HOW TO COMPLETE THIS TASK: Say how many lines in the entries contain "chart", giving only the number.
[RECORD EXCERPTS — start]
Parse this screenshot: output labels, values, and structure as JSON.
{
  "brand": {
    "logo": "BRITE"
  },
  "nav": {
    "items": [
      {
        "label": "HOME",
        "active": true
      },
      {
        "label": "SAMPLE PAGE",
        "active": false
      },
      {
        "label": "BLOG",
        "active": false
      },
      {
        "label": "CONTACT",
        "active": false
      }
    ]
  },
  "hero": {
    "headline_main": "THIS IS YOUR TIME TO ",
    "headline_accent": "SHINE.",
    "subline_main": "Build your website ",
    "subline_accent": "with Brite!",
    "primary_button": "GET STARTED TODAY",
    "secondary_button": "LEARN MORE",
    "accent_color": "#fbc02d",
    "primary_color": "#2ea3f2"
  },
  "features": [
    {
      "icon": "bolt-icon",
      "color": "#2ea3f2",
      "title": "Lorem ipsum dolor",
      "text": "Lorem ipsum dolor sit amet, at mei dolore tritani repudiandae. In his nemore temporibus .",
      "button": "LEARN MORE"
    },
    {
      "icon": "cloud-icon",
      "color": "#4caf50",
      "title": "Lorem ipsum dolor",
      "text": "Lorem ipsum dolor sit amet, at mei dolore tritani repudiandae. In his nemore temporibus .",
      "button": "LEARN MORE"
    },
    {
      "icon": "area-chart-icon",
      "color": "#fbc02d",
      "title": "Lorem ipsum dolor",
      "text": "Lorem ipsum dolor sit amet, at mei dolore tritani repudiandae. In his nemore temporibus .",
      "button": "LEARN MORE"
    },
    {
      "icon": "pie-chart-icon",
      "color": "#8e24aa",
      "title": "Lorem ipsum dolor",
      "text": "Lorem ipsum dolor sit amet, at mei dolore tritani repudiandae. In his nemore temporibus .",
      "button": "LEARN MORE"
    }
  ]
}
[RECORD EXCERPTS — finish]
PROBLEM SOLUTION: 2